++++ DATA EXTRACT ++++

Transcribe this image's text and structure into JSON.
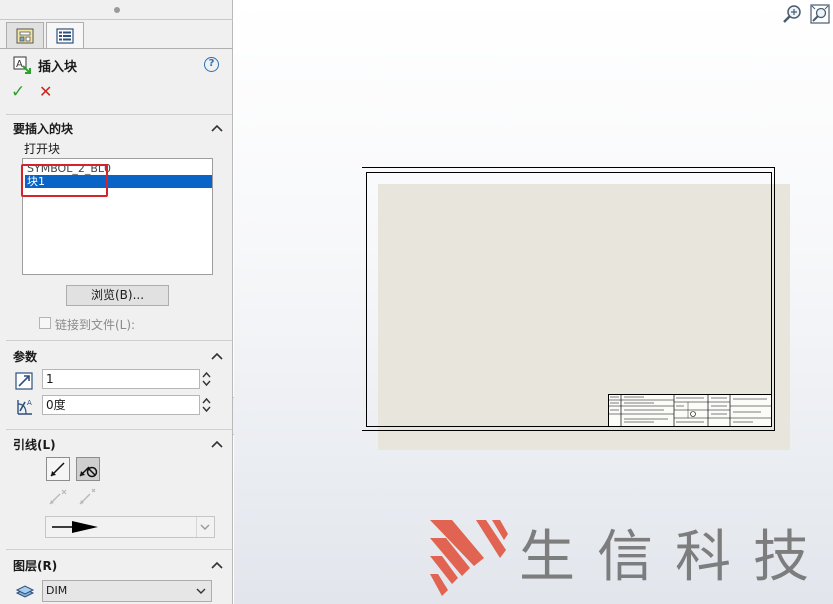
{
  "property_manager": {
    "title": "插入块",
    "help_symbol": "?",
    "ok_symbol": "✓",
    "cancel_symbol": "✕"
  },
  "sections": {
    "blocks_to_insert": {
      "title": "要插入的块",
      "open_blocks_label": "打开块",
      "items": [
        "SYMBOL_2_BL0",
        "块1"
      ],
      "selected_index": 1,
      "browse_label": "浏览(B)...",
      "link_label": "链接到文件(L):",
      "link_checked": false
    },
    "parameters": {
      "title": "参数",
      "scale_value": "1",
      "angle_value": "0度"
    },
    "leader": {
      "title": "引线(L)"
    },
    "layer": {
      "title": "图层(R)",
      "value": "DIM"
    }
  },
  "watermark": {
    "text": "生信科技"
  },
  "colors": {
    "selection": "#0a64c8",
    "highlight_box": "#d4232b",
    "watermark_logo": "#e0543f",
    "sheet_fill": "#e7e5dc"
  }
}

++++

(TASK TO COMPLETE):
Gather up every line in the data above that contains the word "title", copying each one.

(RESULT BELOW):
    "title": "插入块",
      "title": "要插入的块",
      "title": "参数",
      "title": "引线(L)"
      "title": "图层(R)",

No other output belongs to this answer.